The European Commission asks for the development of transversal skills, such as the “ability to think critically, take initiative, problem solve and work collaboratively” further the communication asks the development of adequate tools for individual assessment of skills, particularly in the areas of problem solving, critical thinking, collaboration[…]. From the DARE network we know no better educational environment to learn these skills as the environment of non-formal Education for Democratic Citizenship and Human Rights Education, for active citizenship education, politische Bildung etd. We do not understand why the EC communication does not take these fields into account when the acquisition of these transversal skills is so important for the EU´s future. The EC loses an opportunity by not including the positive experiences of non-formal Education for Democracy and Human Rights as a basic field to acquire these competences!

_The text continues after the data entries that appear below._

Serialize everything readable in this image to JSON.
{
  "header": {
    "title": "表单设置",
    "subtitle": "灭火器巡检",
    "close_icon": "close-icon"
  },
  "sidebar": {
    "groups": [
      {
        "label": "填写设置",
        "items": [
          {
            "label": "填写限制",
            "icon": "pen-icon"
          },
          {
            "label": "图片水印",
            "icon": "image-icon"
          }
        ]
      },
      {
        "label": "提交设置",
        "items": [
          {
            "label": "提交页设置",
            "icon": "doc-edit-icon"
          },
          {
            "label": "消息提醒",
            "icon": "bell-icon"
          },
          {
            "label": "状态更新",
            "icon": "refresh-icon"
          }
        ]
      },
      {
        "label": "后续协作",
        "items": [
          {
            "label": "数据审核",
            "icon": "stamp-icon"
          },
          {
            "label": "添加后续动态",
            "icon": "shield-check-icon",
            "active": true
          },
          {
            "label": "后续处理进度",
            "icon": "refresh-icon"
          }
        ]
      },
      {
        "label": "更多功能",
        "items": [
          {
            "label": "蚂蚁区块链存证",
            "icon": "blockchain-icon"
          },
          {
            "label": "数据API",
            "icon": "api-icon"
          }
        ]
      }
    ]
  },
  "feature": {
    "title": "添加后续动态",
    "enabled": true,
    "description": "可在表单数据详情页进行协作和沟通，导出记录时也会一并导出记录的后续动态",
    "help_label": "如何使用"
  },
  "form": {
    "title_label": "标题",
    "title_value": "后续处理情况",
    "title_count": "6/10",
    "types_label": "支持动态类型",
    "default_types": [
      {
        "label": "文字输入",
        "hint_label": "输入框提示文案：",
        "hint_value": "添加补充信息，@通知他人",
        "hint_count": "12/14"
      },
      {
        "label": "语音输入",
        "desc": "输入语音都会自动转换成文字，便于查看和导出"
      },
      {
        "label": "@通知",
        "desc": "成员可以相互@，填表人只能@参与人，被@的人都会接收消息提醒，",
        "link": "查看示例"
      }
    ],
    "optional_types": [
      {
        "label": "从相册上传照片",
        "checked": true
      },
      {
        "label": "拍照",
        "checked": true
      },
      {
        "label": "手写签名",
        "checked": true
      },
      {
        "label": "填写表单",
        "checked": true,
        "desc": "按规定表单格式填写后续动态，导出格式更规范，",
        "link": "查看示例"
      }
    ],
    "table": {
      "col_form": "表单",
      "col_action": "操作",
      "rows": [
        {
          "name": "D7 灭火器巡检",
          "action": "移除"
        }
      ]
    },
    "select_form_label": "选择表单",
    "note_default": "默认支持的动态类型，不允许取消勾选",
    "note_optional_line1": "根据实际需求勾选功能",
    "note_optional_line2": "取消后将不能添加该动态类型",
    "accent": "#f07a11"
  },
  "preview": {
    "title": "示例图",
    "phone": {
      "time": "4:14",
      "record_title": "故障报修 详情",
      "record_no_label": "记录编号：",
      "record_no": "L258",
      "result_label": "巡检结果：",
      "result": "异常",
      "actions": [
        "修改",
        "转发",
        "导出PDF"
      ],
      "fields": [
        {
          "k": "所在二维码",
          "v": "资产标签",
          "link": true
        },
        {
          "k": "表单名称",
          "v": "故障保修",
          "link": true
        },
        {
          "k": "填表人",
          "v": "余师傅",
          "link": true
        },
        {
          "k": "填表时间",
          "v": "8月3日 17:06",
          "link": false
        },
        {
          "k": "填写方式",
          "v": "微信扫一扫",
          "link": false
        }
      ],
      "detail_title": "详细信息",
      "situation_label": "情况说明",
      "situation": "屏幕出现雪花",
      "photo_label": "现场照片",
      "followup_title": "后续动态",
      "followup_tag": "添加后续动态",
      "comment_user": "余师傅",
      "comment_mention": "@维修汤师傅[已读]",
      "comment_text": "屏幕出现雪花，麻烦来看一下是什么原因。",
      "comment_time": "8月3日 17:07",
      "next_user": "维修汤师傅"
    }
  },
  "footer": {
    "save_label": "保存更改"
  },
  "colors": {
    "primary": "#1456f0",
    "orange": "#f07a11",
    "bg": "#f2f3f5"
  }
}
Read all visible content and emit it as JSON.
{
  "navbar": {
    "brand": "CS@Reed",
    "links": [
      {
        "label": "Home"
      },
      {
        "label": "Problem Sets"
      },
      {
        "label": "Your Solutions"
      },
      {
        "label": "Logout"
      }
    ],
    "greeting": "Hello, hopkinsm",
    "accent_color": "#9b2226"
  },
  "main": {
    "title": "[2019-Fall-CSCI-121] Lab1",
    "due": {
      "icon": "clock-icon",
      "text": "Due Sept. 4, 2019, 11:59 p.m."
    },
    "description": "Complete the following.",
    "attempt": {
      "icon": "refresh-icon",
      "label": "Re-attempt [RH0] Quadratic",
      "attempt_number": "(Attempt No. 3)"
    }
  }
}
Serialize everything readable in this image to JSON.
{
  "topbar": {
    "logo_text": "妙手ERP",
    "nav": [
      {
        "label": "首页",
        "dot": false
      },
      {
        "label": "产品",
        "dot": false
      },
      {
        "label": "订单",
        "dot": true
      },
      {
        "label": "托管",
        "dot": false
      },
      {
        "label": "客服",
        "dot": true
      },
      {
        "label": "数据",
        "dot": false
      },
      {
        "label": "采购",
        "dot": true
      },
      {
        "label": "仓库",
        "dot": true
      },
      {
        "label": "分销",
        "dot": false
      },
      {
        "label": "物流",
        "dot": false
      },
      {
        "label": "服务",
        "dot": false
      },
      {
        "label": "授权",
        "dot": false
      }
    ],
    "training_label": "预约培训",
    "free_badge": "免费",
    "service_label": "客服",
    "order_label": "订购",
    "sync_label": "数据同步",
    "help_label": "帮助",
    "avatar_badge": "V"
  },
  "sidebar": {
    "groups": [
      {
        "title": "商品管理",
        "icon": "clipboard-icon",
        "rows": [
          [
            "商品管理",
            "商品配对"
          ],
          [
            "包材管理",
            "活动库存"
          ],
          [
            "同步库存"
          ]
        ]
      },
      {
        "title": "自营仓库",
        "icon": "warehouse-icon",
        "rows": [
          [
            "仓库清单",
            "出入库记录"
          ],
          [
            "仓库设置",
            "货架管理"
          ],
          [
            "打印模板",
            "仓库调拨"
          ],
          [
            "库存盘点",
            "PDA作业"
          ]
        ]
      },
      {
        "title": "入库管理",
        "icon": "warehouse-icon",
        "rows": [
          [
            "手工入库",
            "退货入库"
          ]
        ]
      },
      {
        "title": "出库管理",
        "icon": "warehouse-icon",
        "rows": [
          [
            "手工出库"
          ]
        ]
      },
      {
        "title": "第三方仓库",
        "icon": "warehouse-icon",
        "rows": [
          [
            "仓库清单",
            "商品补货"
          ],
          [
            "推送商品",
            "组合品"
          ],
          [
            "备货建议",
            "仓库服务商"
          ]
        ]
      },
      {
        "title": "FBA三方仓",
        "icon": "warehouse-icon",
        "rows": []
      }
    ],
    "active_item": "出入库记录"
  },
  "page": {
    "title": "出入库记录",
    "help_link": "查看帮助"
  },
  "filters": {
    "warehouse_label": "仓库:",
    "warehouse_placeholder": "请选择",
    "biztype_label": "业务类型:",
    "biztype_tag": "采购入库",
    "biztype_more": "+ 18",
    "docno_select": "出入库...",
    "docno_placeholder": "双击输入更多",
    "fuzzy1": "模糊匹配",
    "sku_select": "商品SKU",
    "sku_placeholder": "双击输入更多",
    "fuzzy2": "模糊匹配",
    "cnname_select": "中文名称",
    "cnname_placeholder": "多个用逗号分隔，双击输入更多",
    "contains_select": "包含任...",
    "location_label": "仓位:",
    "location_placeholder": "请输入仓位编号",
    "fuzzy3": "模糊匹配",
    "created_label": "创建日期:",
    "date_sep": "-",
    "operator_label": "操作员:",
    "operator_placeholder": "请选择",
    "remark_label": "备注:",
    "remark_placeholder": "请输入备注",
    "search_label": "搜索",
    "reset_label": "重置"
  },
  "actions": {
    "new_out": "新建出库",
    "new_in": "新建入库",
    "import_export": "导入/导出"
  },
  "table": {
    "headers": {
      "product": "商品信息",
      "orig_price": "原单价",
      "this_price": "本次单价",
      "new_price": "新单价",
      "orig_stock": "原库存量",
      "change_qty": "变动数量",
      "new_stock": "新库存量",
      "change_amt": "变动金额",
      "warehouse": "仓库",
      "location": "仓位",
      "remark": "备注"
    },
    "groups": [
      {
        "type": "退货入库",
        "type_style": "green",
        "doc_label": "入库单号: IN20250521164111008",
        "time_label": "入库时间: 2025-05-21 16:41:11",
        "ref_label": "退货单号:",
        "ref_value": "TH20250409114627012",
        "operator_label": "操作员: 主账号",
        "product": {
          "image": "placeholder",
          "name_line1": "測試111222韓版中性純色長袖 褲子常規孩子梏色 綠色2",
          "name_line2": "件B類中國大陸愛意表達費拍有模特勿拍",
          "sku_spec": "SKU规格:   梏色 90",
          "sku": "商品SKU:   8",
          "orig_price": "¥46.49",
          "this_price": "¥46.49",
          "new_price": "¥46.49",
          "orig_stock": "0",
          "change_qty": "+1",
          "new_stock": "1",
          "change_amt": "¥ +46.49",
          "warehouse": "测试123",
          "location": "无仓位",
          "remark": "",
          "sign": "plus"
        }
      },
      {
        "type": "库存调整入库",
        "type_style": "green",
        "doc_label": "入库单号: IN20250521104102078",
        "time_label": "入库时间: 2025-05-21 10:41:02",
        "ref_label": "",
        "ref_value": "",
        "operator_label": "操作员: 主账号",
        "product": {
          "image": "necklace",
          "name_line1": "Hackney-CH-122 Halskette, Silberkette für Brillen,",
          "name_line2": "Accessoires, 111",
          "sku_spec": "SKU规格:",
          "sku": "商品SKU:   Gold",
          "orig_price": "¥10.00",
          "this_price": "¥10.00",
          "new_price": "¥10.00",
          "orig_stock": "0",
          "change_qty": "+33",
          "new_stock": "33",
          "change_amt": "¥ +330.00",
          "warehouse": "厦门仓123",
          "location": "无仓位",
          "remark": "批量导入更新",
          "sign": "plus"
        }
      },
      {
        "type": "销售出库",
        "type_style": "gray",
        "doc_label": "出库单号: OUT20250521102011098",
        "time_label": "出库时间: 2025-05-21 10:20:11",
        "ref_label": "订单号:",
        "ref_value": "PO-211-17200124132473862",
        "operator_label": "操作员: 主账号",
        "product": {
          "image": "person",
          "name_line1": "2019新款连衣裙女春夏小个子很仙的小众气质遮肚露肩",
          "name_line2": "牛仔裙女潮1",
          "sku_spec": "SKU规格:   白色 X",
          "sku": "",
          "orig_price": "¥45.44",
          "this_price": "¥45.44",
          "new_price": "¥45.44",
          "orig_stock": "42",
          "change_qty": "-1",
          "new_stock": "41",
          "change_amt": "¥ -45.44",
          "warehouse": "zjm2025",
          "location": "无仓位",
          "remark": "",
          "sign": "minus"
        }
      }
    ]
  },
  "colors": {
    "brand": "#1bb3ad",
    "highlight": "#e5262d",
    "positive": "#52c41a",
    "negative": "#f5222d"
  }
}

Among the transversal skills the EC emphasizes especially entrepreneurial skills as desire for education. We have no doubt that among a lot of other fields it can be interesting to learn in school more about entrepreneurship, but one also has to admit that not all young people want to become entrepreneurs. We see it as crucially important to invest in this regard in sound EDC/HRE teaching all over Europe and contribute to the realization of the Council of Europe Charter on Education for democratic citizenship and human rights education. Entrepreneurial investments are made mostly in countries/regions where investors have no doubt about the rule of law and the security of investments. Risk and Forecast estimee for entrepreneurial investments largely depends on the estimation of stable and societies and an investment friendly climate. In this regard Citizenship skills and knowledge are a crucial desireable for any educational system that aims to support a prosperous smart and sustainable growth in Europe. Resulting from the crisis we face in many countries a streamlining of education and a roll-back of EDC/HRE from the formal educational system as currently happening in Spain. Also the political success of populist far right movements in several European states gives us alarming signals which are a clear risk for the stability of societies and the democratic model in Europe.
On the Funding Education aspect the EC lobbies for a model of cost sharing between different partners in the educational process – the state, businesses and individuals, foundations and alumni – with public investment to leverage private sector match-funding. We ask the EC kindly to provide examples of successful PPP´s in the educational field and to provide evidence of good experience which have proven to be successful in the long run. DARE points out that education is a public good and all members of society should have equal chances and access to any education offered. The EC is further asked to give evidence that PPP´s are capable to offer solutions which are in the long run guaranteeing open societies and a stable social climate.
In Spring EUCIS-LLL organised two policy debates in the European Parliament echoing the 2012 release of the Commission’s Communication on “Rethinking Education”. The goal was to exchange views between various stakeholders and value some of EUCIS members’ good practices on key topics of the Communication. In May MEP Katarina Nevedalova (S&D) hosted the first event, named “Partnerships for LLL, an new idea?” and co-organised with the European Youth Forum (see the report). Participants notably discussed what sustainable coordination structures could mean to move towards concrete partnerships. In June MEP Heinz K. Becker (EPP) hosted the debate “Entrepreneurship skills: common understanding? Common expectations?”; one of the key messages was the need to agree and promote a broad understanding of the entrepreneurship competence. Read the full report.